_Assigned task_
If a line in the entries includes "icon", show that line.

_Dataset records_
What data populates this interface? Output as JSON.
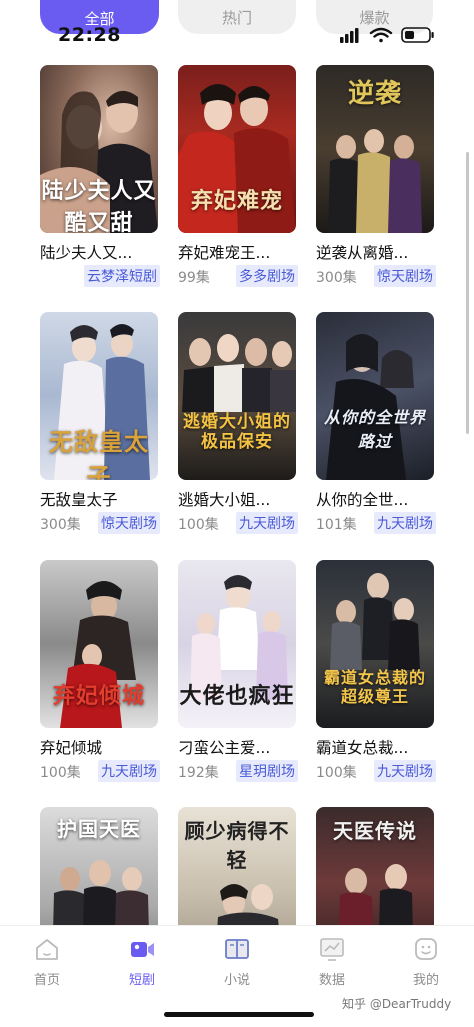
{
  "status": {
    "time": "22:28"
  },
  "tabs": [
    {
      "label": "全部",
      "active": true
    },
    {
      "label": "热门",
      "active": false
    },
    {
      "label": "爆款",
      "active": false
    }
  ],
  "dramas": [
    {
      "title": "陆少夫人又...",
      "episodes": "",
      "platform": "云梦泽短剧",
      "poster_text": "陆少夫人又酷又甜"
    },
    {
      "title": "弃妃难宠王...",
      "episodes": "99集",
      "platform": "多多剧场",
      "poster_text": "弃妃难宠"
    },
    {
      "title": "逆袭从离婚...",
      "episodes": "300集",
      "platform": "惊天剧场",
      "poster_text": "逆袭"
    },
    {
      "title": "无敌皇太子",
      "episodes": "300集",
      "platform": "惊天剧场",
      "poster_text": "无敌皇太子"
    },
    {
      "title": "逃婚大小姐...",
      "episodes": "100集",
      "platform": "九天剧场",
      "poster_text": "逃婚大小姐的极品保安"
    },
    {
      "title": "从你的全世...",
      "episodes": "101集",
      "platform": "九天剧场",
      "poster_text": "从你的全世界路过"
    },
    {
      "title": "弃妃倾城",
      "episodes": "100集",
      "platform": "九天剧场",
      "poster_text": "弃妃倾城"
    },
    {
      "title": "刁蛮公主爱...",
      "episodes": "192集",
      "platform": "星玥剧场",
      "poster_text": "大佬也疯狂"
    },
    {
      "title": "霸道女总裁...",
      "episodes": "100集",
      "platform": "九天剧场",
      "poster_text": "霸道女总裁的超级尊王"
    },
    {
      "title": "",
      "episodes": "",
      "platform": "",
      "poster_text": "护国天医"
    },
    {
      "title": "",
      "episodes": "",
      "platform": "",
      "poster_text": "顾少病得不轻"
    },
    {
      "title": "",
      "episodes": "",
      "platform": "",
      "poster_text": "天医传说"
    }
  ],
  "nav": [
    {
      "label": "首页",
      "icon": "home-icon",
      "active": false
    },
    {
      "label": "短剧",
      "icon": "video-icon",
      "active": true
    },
    {
      "label": "小说",
      "icon": "book-icon",
      "active": false
    },
    {
      "label": "数据",
      "icon": "chart-icon",
      "active": false
    },
    {
      "label": "我的",
      "icon": "profile-icon",
      "active": false
    }
  ],
  "watermark": "知乎 @DearTruddy",
  "colors": {
    "accent": "#6a5cf0",
    "badge_bg": "#e7eafd",
    "badge_text": "#4a5bd6"
  }
}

_Answer space_
      "icon": "home-icon",
      "icon": "video-icon",
      "icon": "book-icon",
      "icon": "chart-icon",
      "icon": "profile-icon",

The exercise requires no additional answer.